Blog Posts

  • FIP Observation Period.
    So what is observation? The next 84 days after you have completed the treatment is classified as the observation period. During this period it is important to keep an eye on your baby for any signs of a relapse. These can include: 1. Lethargy 2. Not eating 3. Legs are wobbly 4. Eyes may look…
  • Do’s and Dont”s Whilst Treating for FIP
    Whilst there is no proven evidence about the effects of treatments such as flea and worming, vets are generally very cautious about prescribing any medication including flea and worming as the concern is it may or may not stimulate their immune system. This could cause the FIP to reactivate causing it to come out of…
  • TREATMENT COSTS
    The most common question we are asked is how much will treatment cost to treat my cat/kitten for 84 days? Unfortunately no one can answer this question as costs depend on so many things: how old is your cat/kitten? how much do they weigh? what type of FIP do they present with? what symptoms do…

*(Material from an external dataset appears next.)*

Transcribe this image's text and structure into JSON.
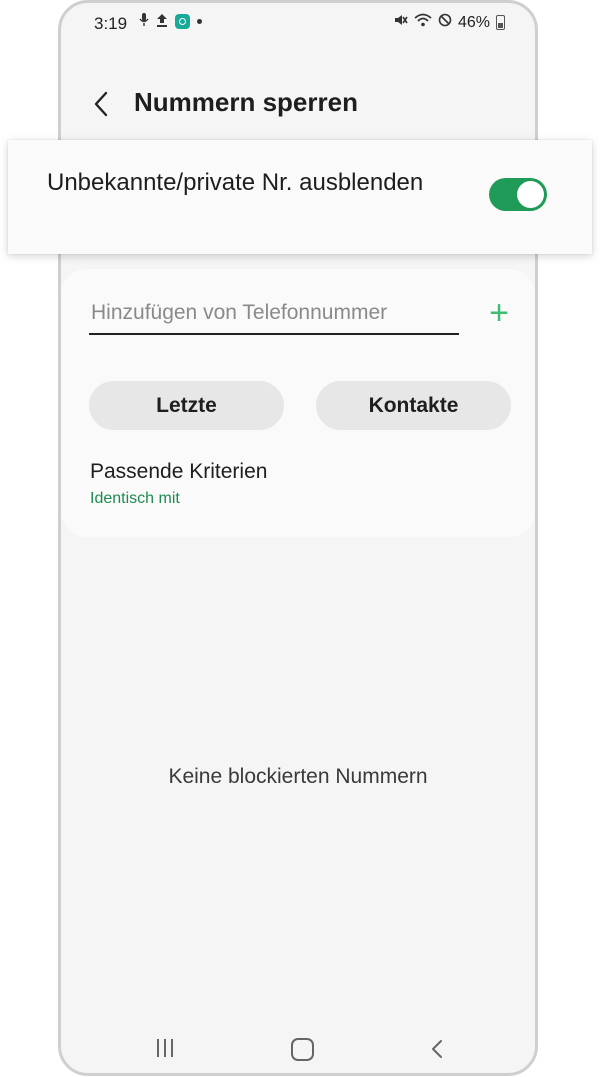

  • PALLIATIVE CARE FOR AN FIP CAT/KITTEN
    Symptomatic Treatment For owners that choose not to treat their cat/kitten with REM or GS their option is to provide Symptomatic treatment as prescribed by their vet. This normally entails a low to moderate dosage of prednisilone starting at 2 mg/kg orally once a day for two weeks and then reducing to .5/1mg per kg…
  • How do I feed my FIP Baby?

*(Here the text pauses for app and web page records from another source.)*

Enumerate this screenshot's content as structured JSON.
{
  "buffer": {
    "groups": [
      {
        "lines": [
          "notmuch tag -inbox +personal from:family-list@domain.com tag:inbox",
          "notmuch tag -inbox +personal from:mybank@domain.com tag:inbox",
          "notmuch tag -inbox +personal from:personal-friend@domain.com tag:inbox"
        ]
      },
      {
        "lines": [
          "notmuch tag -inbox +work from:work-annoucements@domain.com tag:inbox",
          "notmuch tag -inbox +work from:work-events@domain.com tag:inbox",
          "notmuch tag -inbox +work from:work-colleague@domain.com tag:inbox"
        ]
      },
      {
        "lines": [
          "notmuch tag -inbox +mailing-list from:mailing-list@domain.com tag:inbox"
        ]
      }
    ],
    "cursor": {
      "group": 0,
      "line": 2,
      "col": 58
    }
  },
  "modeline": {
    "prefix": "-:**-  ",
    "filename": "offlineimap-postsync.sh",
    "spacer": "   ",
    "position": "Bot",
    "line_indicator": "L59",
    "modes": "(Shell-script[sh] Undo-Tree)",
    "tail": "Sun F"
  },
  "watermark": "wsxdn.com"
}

    This is a question asked all the time and can be the difference between success and failure. A cat/kittens body needs a lot of nourishment during the treatment of FIP as there is so much for the body to repair. Without this they cannot beat this disease. I will list the foods that you should…
  • Why Have Pet Health Insurance?

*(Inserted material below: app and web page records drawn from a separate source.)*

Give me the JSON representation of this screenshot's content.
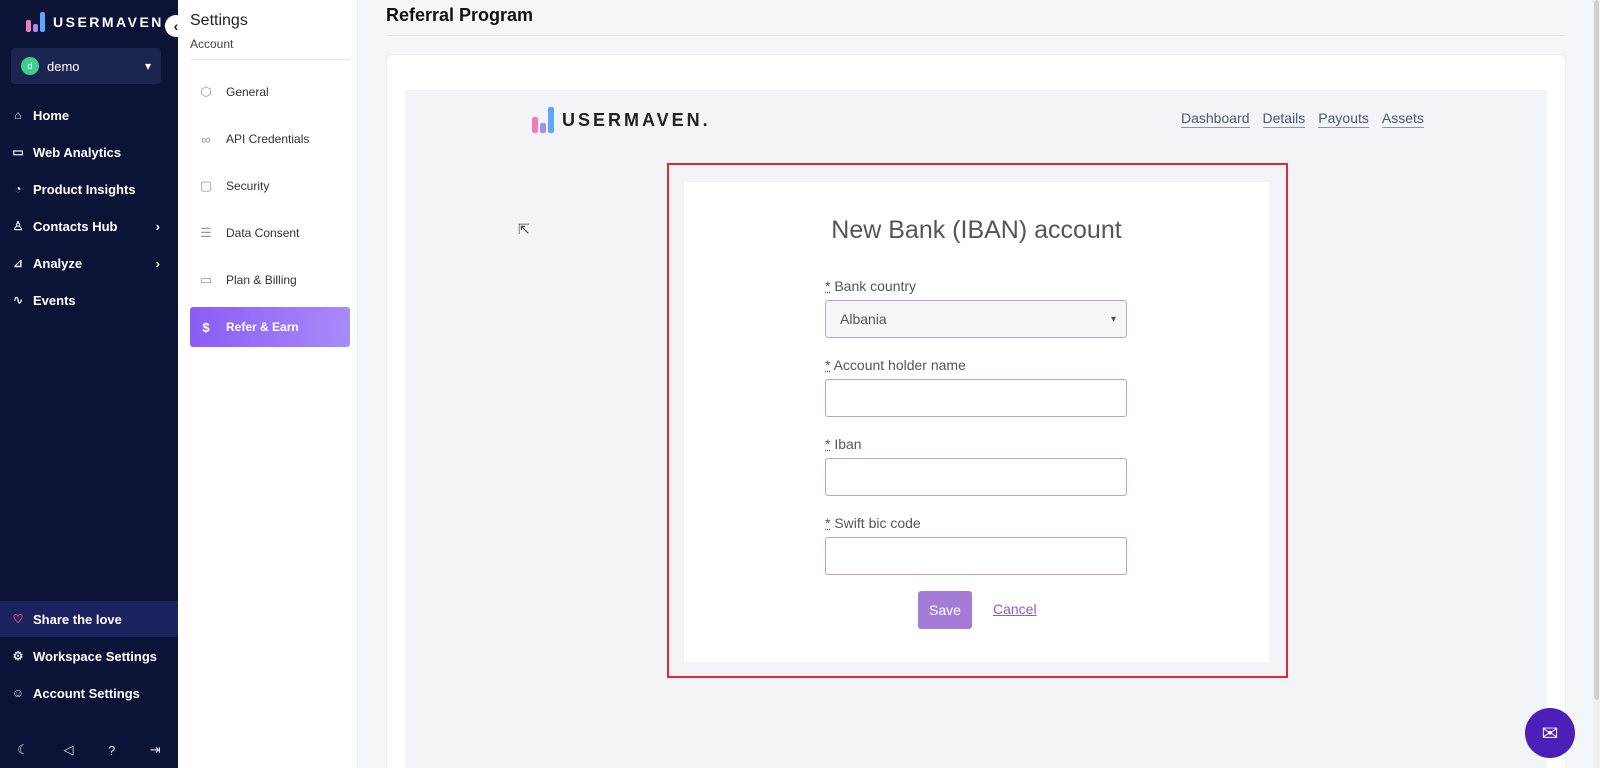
{
  "brand": {
    "name": "USERMAVEN.",
    "colors": {
      "nav_bg": "#0b1437",
      "accent": "#8b5cf6",
      "highlight": "#e3282e"
    }
  },
  "workspace": {
    "initial": "d",
    "name": "demo"
  },
  "nav": {
    "collapse_icon": "chevron-left-icon",
    "items": [
      {
        "label": "Home",
        "icon": "home-icon"
      },
      {
        "label": "Web Analytics",
        "icon": "browser-icon"
      },
      {
        "label": "Product Insights",
        "icon": "pie-chart-icon"
      },
      {
        "label": "Contacts Hub",
        "icon": "user-icon",
        "has_arrow": true
      },
      {
        "label": "Analyze",
        "icon": "chart-icon",
        "has_arrow": true
      },
      {
        "label": "Events",
        "icon": "pulse-icon"
      }
    ],
    "bottom_items": [
      {
        "label": "Share the love",
        "icon": "heart-icon"
      },
      {
        "label": "Workspace Settings",
        "icon": "gear-icon"
      },
      {
        "label": "Account Settings",
        "icon": "user-cog-icon"
      }
    ],
    "footer_icons": [
      "moon-icon",
      "megaphone-icon",
      "help-icon",
      "logout-icon"
    ]
  },
  "settings": {
    "title": "Settings",
    "subtitle": "Account",
    "items": [
      {
        "label": "General",
        "icon": "hexagon-gear-icon"
      },
      {
        "label": "API Credentials",
        "icon": "link-icon"
      },
      {
        "label": "Security",
        "icon": "lock-icon"
      },
      {
        "label": "Data Consent",
        "icon": "database-icon"
      },
      {
        "label": "Plan & Billing",
        "icon": "credit-card-icon"
      },
      {
        "label": "Refer & Earn",
        "icon": "dollar-icon",
        "active": true
      }
    ]
  },
  "main": {
    "title": "Referral Program",
    "inner_nav": [
      "Dashboard",
      "Details",
      "Payouts",
      "Assets"
    ]
  },
  "form": {
    "title": "New Bank (IBAN) account",
    "required_mark": "*",
    "fields": [
      {
        "label": "Bank country",
        "value": "Albania",
        "type": "select"
      },
      {
        "label": "Account holder name",
        "value": ""
      },
      {
        "label": "Iban",
        "value": ""
      },
      {
        "label": "Swift bic code",
        "value": ""
      }
    ],
    "save_label": "Save",
    "cancel_label": "Cancel"
  }
}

    Treating a cat or kitten with Feline Infectious Peritonitis(FIP) can be very expensive as treatment goes by the weight of the animal. The treatment guidelines are as follows however please remember every cat/ kitten is different as are the types of FIP. Stage one: This is normally the diagnosis of FIP by your normal vet.…